Consign With Us for our Next Auction – Spring, 2018
For years, Julia’s has been the world’s leading auction house for rare and expensive firearms and the reasons are simple:
– We offer the best terms in the industry, with seller’s commission as low as 0% on high value items.
– Our reputation for honesty and fairness is renowned for nearly 50 years.
– We offer some of the finest expertise in the trade and guarantee our catalog descriptions.
– While our competition focuses on volume over quality, we maintain our focus on the most rare and collectible firearms. We don’t sell the most guns, we sell the most rare and expensive guns.
– As the #1 auction house in the world for rare and expensive firearms, we don’t want to buy your guns. We want to consign them for auction so you make the most money. Unlike other firearms auction houses, we won’t be competing with you during the auction.
While no other auction house on the planet Earth sells more high-end, expensive guns than Julia’s, with the recent addition of our Sporting & Collectors sessions, we have expanded the range of items we handle and also now feature moderately priced antique and collectible firearms whose average sale value will be in the range of $2,000-8,000.
Our trucks are on the road almost continually doing consignor pick-ups or at gun shows so if you have items you are thinking about consigning, call us immediately so we can arrange for a meeting or an appointment.
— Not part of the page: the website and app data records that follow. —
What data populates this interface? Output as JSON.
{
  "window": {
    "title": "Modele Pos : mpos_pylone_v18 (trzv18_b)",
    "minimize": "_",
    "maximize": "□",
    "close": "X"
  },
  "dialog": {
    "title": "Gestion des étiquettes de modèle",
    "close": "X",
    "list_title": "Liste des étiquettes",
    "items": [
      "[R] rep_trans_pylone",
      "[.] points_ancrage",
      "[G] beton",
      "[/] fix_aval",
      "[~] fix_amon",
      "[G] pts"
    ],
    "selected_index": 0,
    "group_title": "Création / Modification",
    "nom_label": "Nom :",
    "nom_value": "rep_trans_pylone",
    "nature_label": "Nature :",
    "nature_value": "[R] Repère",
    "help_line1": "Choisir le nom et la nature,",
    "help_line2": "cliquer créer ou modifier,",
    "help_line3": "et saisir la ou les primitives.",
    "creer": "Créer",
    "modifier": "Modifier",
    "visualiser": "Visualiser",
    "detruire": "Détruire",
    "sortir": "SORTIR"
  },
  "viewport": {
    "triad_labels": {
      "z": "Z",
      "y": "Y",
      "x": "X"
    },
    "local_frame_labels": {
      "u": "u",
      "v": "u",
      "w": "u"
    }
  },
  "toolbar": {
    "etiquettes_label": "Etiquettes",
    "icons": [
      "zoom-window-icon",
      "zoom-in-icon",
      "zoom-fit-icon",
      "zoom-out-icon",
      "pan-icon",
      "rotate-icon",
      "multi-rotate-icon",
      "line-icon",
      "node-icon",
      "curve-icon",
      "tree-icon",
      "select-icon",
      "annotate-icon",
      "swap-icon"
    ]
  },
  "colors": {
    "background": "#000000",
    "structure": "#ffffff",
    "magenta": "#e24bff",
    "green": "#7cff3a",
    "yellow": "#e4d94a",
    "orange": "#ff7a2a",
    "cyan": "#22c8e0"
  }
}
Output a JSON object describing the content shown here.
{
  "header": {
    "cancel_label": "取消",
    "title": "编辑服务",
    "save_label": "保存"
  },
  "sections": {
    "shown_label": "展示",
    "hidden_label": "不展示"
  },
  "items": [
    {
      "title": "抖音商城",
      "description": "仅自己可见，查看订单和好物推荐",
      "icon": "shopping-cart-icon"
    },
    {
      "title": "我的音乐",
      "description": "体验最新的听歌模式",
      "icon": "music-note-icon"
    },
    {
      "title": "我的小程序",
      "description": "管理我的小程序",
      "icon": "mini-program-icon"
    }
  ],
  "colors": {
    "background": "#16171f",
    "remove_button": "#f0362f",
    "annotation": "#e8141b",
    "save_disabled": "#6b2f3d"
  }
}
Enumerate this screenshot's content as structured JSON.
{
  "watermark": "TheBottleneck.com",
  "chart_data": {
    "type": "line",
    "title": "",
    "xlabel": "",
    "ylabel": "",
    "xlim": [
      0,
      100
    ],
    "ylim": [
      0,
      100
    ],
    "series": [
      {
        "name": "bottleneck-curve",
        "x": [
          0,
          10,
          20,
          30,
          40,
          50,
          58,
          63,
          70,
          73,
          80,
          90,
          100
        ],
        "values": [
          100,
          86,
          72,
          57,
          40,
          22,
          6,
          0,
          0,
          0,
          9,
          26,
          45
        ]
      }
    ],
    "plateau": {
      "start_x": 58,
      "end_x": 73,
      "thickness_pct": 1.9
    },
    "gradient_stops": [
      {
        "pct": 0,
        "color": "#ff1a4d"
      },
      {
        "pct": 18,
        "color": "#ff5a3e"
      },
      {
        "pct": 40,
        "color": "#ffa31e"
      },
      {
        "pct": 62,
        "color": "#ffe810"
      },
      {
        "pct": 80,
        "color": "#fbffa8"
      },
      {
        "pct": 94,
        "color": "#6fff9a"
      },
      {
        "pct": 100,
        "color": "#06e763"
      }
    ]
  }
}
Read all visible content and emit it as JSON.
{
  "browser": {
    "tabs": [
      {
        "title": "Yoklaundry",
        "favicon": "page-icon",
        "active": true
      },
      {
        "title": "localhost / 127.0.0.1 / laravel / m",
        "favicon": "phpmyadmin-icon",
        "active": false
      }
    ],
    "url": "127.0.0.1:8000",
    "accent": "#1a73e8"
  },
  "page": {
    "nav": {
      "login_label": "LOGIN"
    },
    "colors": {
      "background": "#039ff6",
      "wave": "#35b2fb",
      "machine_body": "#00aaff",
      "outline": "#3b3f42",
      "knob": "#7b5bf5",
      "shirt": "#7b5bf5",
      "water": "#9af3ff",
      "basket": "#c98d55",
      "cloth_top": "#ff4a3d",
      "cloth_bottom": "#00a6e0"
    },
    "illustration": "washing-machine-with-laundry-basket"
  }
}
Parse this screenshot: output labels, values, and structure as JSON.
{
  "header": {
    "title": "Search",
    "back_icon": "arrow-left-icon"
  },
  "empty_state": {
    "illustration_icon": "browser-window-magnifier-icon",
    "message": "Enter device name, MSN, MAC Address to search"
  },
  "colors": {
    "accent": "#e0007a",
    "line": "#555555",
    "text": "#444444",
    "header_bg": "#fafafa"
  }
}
Whether you have one item or an entire collection, we are most interested in speaking with you.